There is something to be said for buying a chicken, bringing it home, and having her lay an egg that first day. After all, a baby chick can take anywhere from 14-24 weeks before they begin laying eggs, and if you buy straight-run chicks you could end up with more roosters than you anticipated. But buying older birds already grown at an auction or Farmer’s Market is definitely a buyer-beware situation.
Having just done this myself, I wanted to share some tips, warnings, and words of been-there-done-that, if not total wisdom.
1-Listen Carefully for Clues About Sex
During an auction you may not have time to ask questions about specific cages of birds so listen to the auctioneers description of the occupants. Pullets are young females chickens that will become hens.

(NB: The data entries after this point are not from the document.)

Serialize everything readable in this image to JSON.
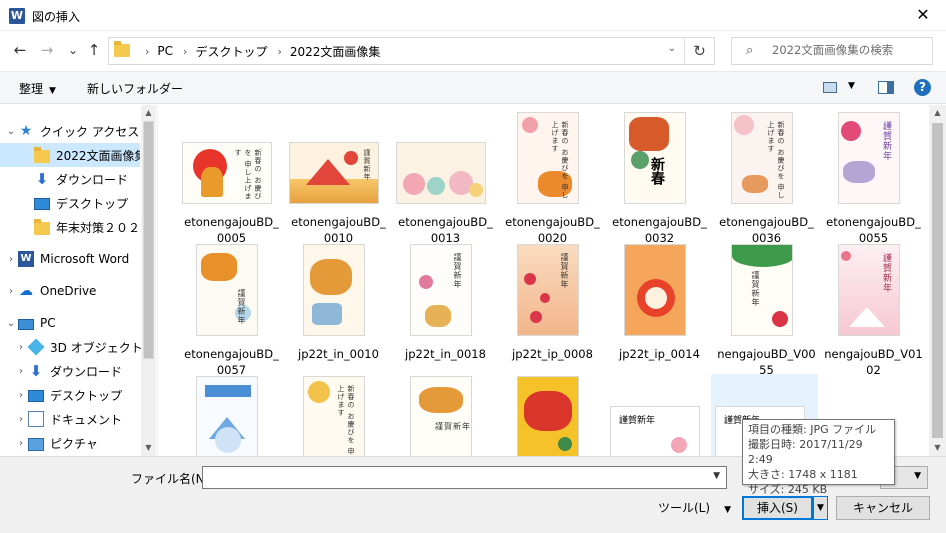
{
  "window": {
    "title": "図の挿入",
    "app_icon": "W",
    "close": "✕"
  },
  "nav": {
    "back": "←",
    "forward": "→",
    "recent": "⌄",
    "up": "↑",
    "breadcrumbs": [
      "PC",
      "デスクトップ",
      "2022文面画像集"
    ],
    "refresh": "↻",
    "search_placeholder": "2022文面画像集の検索",
    "search_icon": "⌕"
  },
  "commands": {
    "organize": "整理",
    "new_folder": "新しいフォルダー",
    "help": "?"
  },
  "sidebar": {
    "items": [
      {
        "label": "クイック アクセス",
        "icon": "star-icon",
        "chev": "⌄"
      },
      {
        "label": "2022文面画像集",
        "icon": "folder-icon",
        "selected": true
      },
      {
        "label": "ダウンロード",
        "icon": "download-icon"
      },
      {
        "label": "デスクトップ",
        "icon": "desktop-icon"
      },
      {
        "label": "年末対策２０２",
        "icon": "folder-icon"
      },
      {
        "label": "Microsoft Word",
        "icon": "word-icon",
        "chev": "›"
      },
      {
        "label": "OneDrive",
        "icon": "cloud-icon",
        "chev": "›"
      },
      {
        "label": "PC",
        "icon": "pc-icon",
        "chev": "⌄"
      },
      {
        "label": "3D オブジェクト",
        "icon": "cube-icon",
        "chev": "›"
      },
      {
        "label": "ダウンロード",
        "icon": "download-icon",
        "chev": "›"
      },
      {
        "label": "デスクトップ",
        "icon": "desktop-icon",
        "chev": "›"
      },
      {
        "label": "ドキュメント",
        "icon": "document-icon",
        "chev": "›"
      },
      {
        "label": "ピクチャ",
        "icon": "picture-icon",
        "chev": "›"
      }
    ]
  },
  "files": [
    {
      "name": [
        "etonengajouBD_",
        "0005"
      ]
    },
    {
      "name": [
        "etonengajouBD_",
        "0010"
      ]
    },
    {
      "name": [
        "etonengajouBD_",
        "0013"
      ]
    },
    {
      "name": [
        "etonengajouBD_",
        "0020"
      ]
    },
    {
      "name": [
        "etonengajouBD_",
        "0032"
      ]
    },
    {
      "name": [
        "etonengajouBD_",
        "0036"
      ]
    },
    {
      "name": [
        "etonengajouBD_",
        "0055"
      ]
    },
    {
      "name": [
        "etonengajouBD_",
        "0057"
      ]
    },
    {
      "name": [
        "jp22t_in_0010",
        ""
      ]
    },
    {
      "name": [
        "jp22t_in_0018",
        ""
      ]
    },
    {
      "name": [
        "jp22t_ip_0008",
        ""
      ]
    },
    {
      "name": [
        "jp22t_ip_0014",
        ""
      ]
    },
    {
      "name": [
        "nengajouBD_V00",
        "55"
      ]
    },
    {
      "name": [
        "nengajouBD_V01",
        "02"
      ]
    },
    {
      "name": [
        "",
        ""
      ]
    },
    {
      "name": [
        "",
        ""
      ]
    },
    {
      "name": [
        "",
        ""
      ]
    },
    {
      "name": [
        "",
        ""
      ]
    },
    {
      "name": [
        "",
        ""
      ]
    },
    {
      "name": [
        "",
        ""
      ]
    }
  ],
  "card_text": {
    "kinga": "謹賀新年",
    "shinshun": "新春",
    "greeting": "新春の お慶びを 申し上げます"
  },
  "tooltip": {
    "type": "項目の種類: JPG ファイル",
    "date": "撮影日時: 2017/11/29 2:49",
    "size_px": "大きさ: 1748 x 1181",
    "size": "サイズ: 245 KB"
  },
  "bottom": {
    "filename_label": "ファイル名(N):",
    "filename_value": "",
    "tools": "ツール(L)",
    "insert": "挿入(S)",
    "cancel": "キャンセル"
  },
  "colors": {
    "selection": "#cce8ff",
    "accent": "#0078d7",
    "hover": "#e5f3ff"
  }
}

A duet or duo or pair is just what you might expect, a male and female that have been paired together, possibly just for the sale, and usually when you see this they are of a specific pure breed and being sold as a breeding pair. A trio is a male with two females.
2 – Look the Birds Over Before Purchasing
Take a look at their overall health, appearance, demeanor, and age and sex of the birds. In an auction the birds will be tagged with the seller number, lot number, and a brief description of what is being sold. Get it idea of which lots you want to bid on depending on your needs for your flock.
Sometimes birds can look a little rough if they are molting and will have bare patches of skin. This is different than birds with obvious signs of lice or mite infestations. One mistake I made was in not recognizing the signs of scale mites in some hens I bought, even though I checked under their feathers for signs of mites or lice. Scaley leg mites live only on the scales of the birds legs, or around their comb and wattles.
3 – Try To Determine Age of the Birds
If the description doesn’t specify the age of the birds, or give you a clue (the terms “pullet” means young female not quite laying yet), you will need to use your eyes and try to determine the age. Because “hen” can be anything from 4 or 5 months old and just laying, to 3 or 4 years old and slowing down on their egg production. Most homesteaders who are very interested in egg production will cull their hens in the third year so you could well be looking at someone’s cast off hens that are 3 years old.
4. Pay Attention to Health Concerns That Affect the Whole Flock
Mites and lice are of primary concern any time you introduce a new bird to your flock. They can be hard to eliminate, especially if they take hold in the wooden joints and roosts of your coop area, so take extra care before introducing new birds to your flock. Check the condition of their feathers, and if you can, look under their feathers at their skin and look for signs of bites, blood, or even mites and lice bugs crawling on the skin. Do not bid on or purchase these birds.
There are pros and cons to buying full-grown or nearly-grown birds. The pros are that you are getting an established flock and can clearly see the quality of the breeding birds, especially if you are trying to develop a specific breed or color pattern. You also have fresh eggs right from the very start. The downside is that buying a grown bird can be very expensive compared to purchasing newly-hatched chicks from a hatchery, and you are buying with zero guarantees as to quality, longevity, and performance.
We have used Hoover’s Hatchery to purchase day-old chicks via mail-order with very good success. This fall, though, we did pick up a few replacement birds at auction after a stray dog pretty well put us out of the egg-laying business. I also picked up a beautiful trio of Wheaten Marans and a pair of Splash Cochin so I can hatch out chicks of a specific pure breeds that are more unusual and unique. Next year, we will order replacement mixed-layers from Hoover’s Hatchery again to split with my in-laws at the ranch and replenish our laying stock.
Have you ever bought chickens at a Farmer’s Market or Auction? What was your experience like?